Associate's, Bachelor's, Master's, Doctorate... Do these words sound confusing to you? While terms like these are thrown around regularly by teachers and parents, keeping them all straight in your mind can be a challenge. Here's a quick rundown of what you're getting into with each degree:

Associate's Degree

An associate's degree can be earned at a community college, or a regular university. It usually only takes two years to complete. You can also earn an associate's degree at a vocational or technical school!

Bachelor's Degree

A Bachelor's Degree is what you earn at a college or university. The normal time to earn this degree is four years. Community colleges do not offer this type of degree program, but if you earn an associate's degree from a community college, you can attend a four-year college for two more years and earn your Bachelor's Degree.

Confused yet? Don't worry, there are only two more to go!

Master's Degree

Associate's and Bachelor's Degrees are considered undergraduate degrees, but now we're in the land of graduate degrees. A Master's Degree is earned when you complete two more years of school after earning your Bachelor's Degree, meaning that when you get this degree, you've completed six years of college.

Doctoral Degree

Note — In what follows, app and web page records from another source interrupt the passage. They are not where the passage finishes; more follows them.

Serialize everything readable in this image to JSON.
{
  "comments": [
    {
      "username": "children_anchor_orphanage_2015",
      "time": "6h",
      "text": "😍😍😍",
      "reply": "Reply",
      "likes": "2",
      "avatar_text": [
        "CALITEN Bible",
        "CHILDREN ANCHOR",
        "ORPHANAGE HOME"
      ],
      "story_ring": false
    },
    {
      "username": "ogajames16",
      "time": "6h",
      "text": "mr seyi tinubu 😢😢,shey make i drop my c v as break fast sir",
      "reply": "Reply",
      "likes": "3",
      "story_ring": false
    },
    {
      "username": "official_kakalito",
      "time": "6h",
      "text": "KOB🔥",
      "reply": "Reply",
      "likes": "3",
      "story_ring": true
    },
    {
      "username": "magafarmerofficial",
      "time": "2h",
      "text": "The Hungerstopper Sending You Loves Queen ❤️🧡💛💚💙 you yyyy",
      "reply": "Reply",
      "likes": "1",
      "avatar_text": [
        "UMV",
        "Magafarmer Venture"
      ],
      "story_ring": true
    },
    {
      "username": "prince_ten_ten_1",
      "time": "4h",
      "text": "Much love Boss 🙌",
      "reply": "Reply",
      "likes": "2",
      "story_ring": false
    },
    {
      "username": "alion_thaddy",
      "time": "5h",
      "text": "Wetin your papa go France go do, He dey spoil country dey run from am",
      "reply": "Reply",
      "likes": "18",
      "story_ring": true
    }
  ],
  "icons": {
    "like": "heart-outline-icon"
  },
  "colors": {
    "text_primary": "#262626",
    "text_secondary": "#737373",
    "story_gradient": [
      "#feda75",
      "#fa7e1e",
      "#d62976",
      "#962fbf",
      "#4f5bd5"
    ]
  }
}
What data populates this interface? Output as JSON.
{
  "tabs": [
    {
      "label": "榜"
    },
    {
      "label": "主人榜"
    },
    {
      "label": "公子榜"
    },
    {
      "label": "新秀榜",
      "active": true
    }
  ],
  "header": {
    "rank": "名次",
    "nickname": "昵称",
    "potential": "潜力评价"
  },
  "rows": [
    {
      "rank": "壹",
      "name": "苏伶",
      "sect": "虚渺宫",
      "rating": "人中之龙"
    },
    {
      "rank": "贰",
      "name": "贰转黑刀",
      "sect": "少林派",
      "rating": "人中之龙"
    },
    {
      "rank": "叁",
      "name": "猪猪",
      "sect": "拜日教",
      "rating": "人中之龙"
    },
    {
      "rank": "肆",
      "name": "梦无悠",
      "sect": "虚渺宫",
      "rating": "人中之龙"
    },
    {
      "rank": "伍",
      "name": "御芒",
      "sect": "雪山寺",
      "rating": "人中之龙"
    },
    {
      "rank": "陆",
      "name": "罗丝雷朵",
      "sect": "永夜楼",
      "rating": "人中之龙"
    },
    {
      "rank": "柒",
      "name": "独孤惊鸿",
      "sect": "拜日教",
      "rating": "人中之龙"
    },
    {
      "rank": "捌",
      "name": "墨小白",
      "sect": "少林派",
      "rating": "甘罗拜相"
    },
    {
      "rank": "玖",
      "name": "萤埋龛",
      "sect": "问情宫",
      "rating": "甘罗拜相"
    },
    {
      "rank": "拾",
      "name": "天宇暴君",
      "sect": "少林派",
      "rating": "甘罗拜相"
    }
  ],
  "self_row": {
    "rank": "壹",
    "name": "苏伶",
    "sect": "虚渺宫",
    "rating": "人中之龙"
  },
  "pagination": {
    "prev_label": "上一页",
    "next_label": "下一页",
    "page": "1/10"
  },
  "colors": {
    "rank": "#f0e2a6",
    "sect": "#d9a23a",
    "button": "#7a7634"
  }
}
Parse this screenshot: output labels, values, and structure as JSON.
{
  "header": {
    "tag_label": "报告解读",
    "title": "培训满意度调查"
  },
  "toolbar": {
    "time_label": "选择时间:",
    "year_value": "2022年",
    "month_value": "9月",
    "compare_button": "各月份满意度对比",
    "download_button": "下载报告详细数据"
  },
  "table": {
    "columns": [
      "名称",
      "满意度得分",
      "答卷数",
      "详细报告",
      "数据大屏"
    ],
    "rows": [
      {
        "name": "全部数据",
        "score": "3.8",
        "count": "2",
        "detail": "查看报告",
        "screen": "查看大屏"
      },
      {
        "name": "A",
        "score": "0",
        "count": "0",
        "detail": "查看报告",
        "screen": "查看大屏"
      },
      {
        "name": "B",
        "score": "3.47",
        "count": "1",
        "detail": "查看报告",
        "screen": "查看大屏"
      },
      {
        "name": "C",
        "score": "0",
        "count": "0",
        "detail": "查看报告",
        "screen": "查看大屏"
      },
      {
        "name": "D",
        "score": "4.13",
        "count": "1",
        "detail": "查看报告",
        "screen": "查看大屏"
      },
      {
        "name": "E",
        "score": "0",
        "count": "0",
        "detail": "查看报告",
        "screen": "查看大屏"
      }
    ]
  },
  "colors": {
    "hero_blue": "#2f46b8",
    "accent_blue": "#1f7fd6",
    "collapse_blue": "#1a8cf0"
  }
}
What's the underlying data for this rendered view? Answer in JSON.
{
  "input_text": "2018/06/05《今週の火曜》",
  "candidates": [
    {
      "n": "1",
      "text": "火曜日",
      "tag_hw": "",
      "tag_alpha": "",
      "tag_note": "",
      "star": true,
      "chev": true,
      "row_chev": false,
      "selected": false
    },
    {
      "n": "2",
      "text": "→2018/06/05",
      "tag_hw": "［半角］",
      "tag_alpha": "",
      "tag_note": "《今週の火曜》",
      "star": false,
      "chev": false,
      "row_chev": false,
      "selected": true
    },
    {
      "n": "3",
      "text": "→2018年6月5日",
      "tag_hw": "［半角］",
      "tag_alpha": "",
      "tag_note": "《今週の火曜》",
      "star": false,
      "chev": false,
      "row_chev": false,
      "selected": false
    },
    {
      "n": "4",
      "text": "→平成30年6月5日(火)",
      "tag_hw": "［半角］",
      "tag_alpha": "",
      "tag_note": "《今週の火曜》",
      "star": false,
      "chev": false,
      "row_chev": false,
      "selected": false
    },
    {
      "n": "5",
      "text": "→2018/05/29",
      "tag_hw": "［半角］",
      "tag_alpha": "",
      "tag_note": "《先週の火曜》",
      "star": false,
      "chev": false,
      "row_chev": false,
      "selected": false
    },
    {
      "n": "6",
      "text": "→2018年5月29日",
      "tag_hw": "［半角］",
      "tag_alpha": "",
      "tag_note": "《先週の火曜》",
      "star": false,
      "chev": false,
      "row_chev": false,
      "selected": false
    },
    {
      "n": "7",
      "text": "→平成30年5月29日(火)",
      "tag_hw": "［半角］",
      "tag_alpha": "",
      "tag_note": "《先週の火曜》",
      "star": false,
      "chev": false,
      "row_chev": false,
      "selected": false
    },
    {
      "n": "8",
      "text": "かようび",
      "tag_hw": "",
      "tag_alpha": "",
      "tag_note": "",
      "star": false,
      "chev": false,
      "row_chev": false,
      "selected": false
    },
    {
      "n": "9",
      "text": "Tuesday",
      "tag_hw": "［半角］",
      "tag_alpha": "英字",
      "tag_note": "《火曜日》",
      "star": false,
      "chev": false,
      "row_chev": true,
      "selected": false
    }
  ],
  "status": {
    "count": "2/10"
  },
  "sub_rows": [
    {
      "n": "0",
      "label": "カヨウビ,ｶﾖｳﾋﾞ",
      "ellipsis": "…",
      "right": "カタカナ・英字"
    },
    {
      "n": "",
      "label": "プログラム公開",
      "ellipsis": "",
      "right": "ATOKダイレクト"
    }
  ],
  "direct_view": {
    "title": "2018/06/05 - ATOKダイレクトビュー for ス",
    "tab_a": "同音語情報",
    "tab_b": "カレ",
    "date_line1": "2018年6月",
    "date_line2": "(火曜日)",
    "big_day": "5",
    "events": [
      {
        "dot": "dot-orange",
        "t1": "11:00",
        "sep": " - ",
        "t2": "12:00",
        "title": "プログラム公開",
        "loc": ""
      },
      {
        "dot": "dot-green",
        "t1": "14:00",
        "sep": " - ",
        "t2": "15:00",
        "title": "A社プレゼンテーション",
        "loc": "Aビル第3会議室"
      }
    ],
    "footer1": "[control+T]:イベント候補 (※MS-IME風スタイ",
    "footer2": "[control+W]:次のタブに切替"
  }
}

This is it. The highest step, as far as college goes. A Doctoral degree is earned when someone with a Master's Degree completes two additional years of schooling. That's eight total years of college! But after this degree, you're done! You've gotten a PhD, and you're now a doctor.